These Hungarian groups fit well into the familiar and in some respects canonized line of international light art, as their objectives and tools were similar: they created and designed light environments, in which art was formed with colourful moving lights in the exterior or interior of the work. However, the socio-economic situation for these light engineer-artists in the socialist states was radically different than the environments in the capitalist world, though both had social aims, such as the pursuit of active participation by the audience (a commonplace in art by today’s standards) or the goal of appearing in public spaces. The “Western” type was subjected to strong left-wing criticism as being mere spectacle, which was characterized as just another advertising gimmick of the oppressive capitalist market. Meanwhile in the “East”, it was attacked because it was considered too “Western”. In this situation, which in retrospect seems grotesquely comical and which can only be approached from the autocratic narrative of the Cold War, we can identify some characteristics of what were the main differences between “Western” and “Eastern” “engineer-artist groups”. In the Hungarian People’s Republic, where the growth of private capital was not the primary source of social tension, cooperation between engineers and artists could in principle have been a perfect match with the operation of the socialist planned economy. The advertising stigma was meaningless in this context, and the artists could indeed have utilized the transforming power of light kinetics in public spaces as an expression of modern (socialist!) life with the intention of improving environmental aesthetics. In the spirit of the democratization of the creative process, the works were created together, and the artist was an equal partner to the engineer, the latheman, and the locksmith. This socialism, however, was a failed utopia. Democratization was a complete façade, and in part because of their obsession with maintaining ideological homogeneity, the state and its representatives had an inferiority complex which found expression in their attitudes towards artistic-technological innovation. The party soldiers responsible for making decision on such issues rejected lumino-kinetics as a fine art, thus in order for artists engaged with the artistic shaping of light to gain legitimacy, they were forced to take refuge under the umbrella of technical-scientific organizations.
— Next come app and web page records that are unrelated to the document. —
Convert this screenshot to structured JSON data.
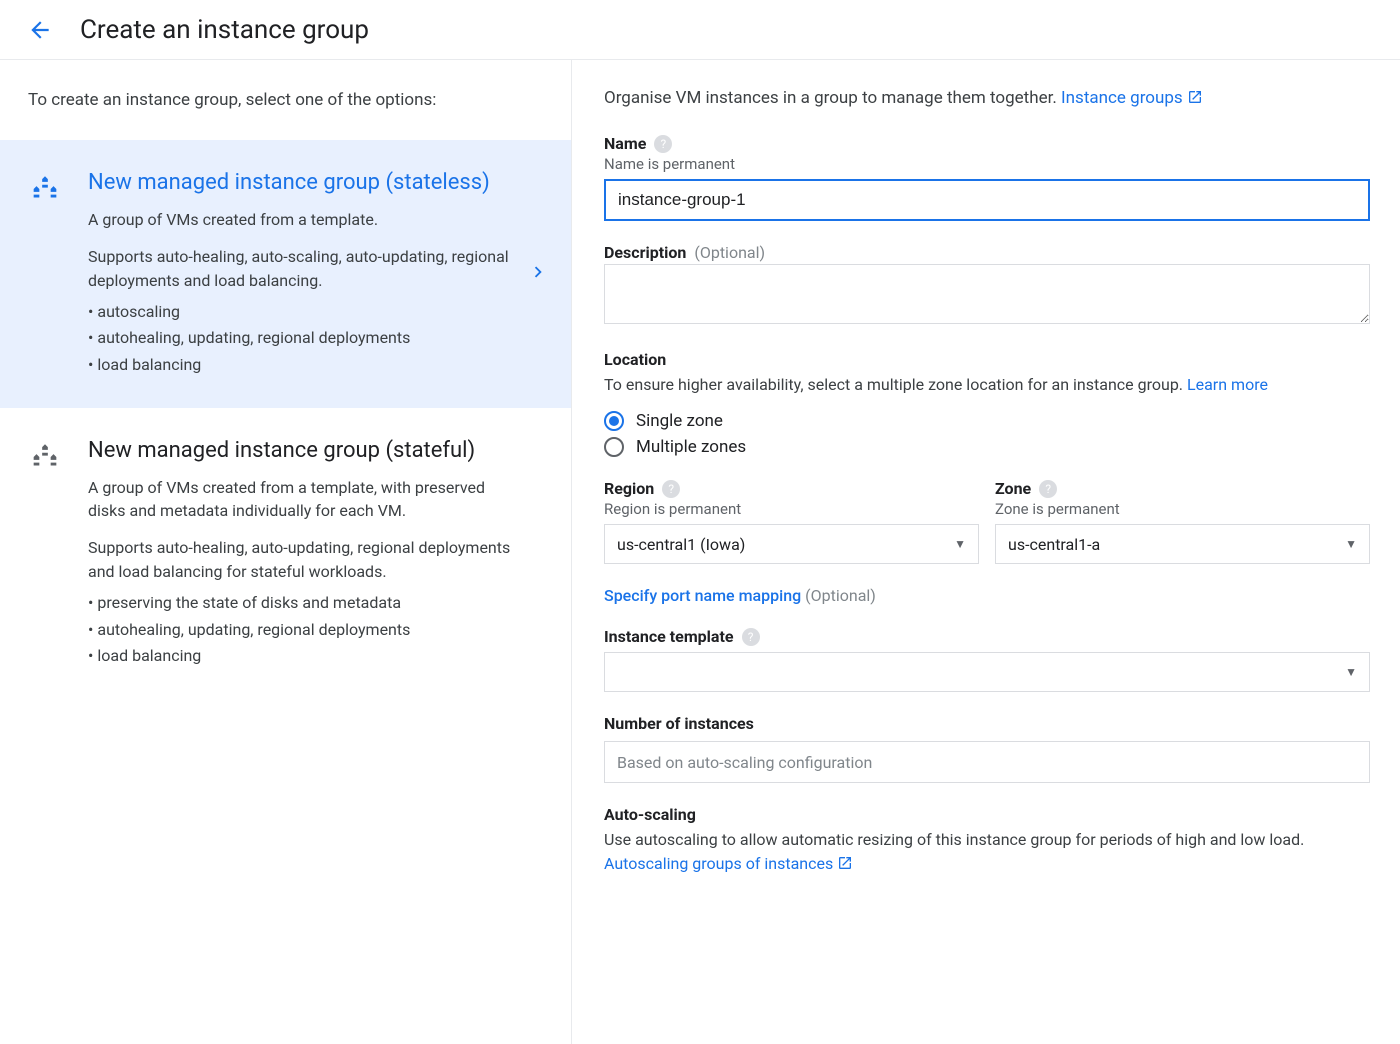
{
  "header": {
    "title": "Create an instance group"
  },
  "sidebar": {
    "intro": "To create an instance group, select one of the options:",
    "options": [
      {
        "title": "New managed instance group (stateless)",
        "desc": "A group of VMs created from a template.",
        "supports": "Supports auto-healing, auto-scaling, auto-updating, regional deployments and load balancing.",
        "bullets": [
          "autoscaling",
          "autohealing, updating, regional deployments",
          "load balancing"
        ]
      },
      {
        "title": "New managed instance group (stateful)",
        "desc": "A group of VMs created from a template, with preserved disks and metadata individually for each VM.",
        "supports": "Supports auto-healing, auto-updating, regional deployments and load balancing for stateful workloads.",
        "bullets": [
          "preserving the state of disks and metadata",
          "autohealing, updating, regional deployments",
          "load balancing"
        ]
      }
    ]
  },
  "main": {
    "intro_text": "Organise VM instances in a group to manage them together. ",
    "intro_link": "Instance groups",
    "name": {
      "label": "Name",
      "sub": "Name is permanent",
      "value": "instance-group-1"
    },
    "description": {
      "label": "Description",
      "optional": "(Optional)",
      "value": ""
    },
    "location": {
      "label": "Location",
      "desc": "To ensure higher availability, select a multiple zone location for an instance group. ",
      "learn_more": "Learn more",
      "radio_single": "Single zone",
      "radio_multiple": "Multiple zones"
    },
    "region": {
      "label": "Region",
      "sub": "Region is permanent",
      "value": "us-central1 (Iowa)"
    },
    "zone": {
      "label": "Zone",
      "sub": "Zone is permanent",
      "value": "us-central1-a"
    },
    "port_mapping": {
      "link": "Specify port name mapping",
      "optional": "(Optional)"
    },
    "instance_template": {
      "label": "Instance template",
      "value": ""
    },
    "num_instances": {
      "label": "Number of instances",
      "placeholder": "Based on auto-scaling configuration"
    },
    "autoscaling": {
      "label": "Auto-scaling",
      "desc": "Use autoscaling to allow automatic resizing of this instance group for periods of high and low load. ",
      "link": "Autoscaling groups of instances"
    }
  }
}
That is why the first light kinetic group in Hungary, in the town of Eger, was established under the auspices of the Association of Technical and Natural Science Organizations. Even at the time, their heroic enterprise, which they undertook in a milieu which was conservative in all the bad senses of the term (an environment which offered little more than stubborn resistance), was not completely fruitless. The current exhibition seeks in part to offer a tribute to this endeavour.
Light Modulator, cca. 1970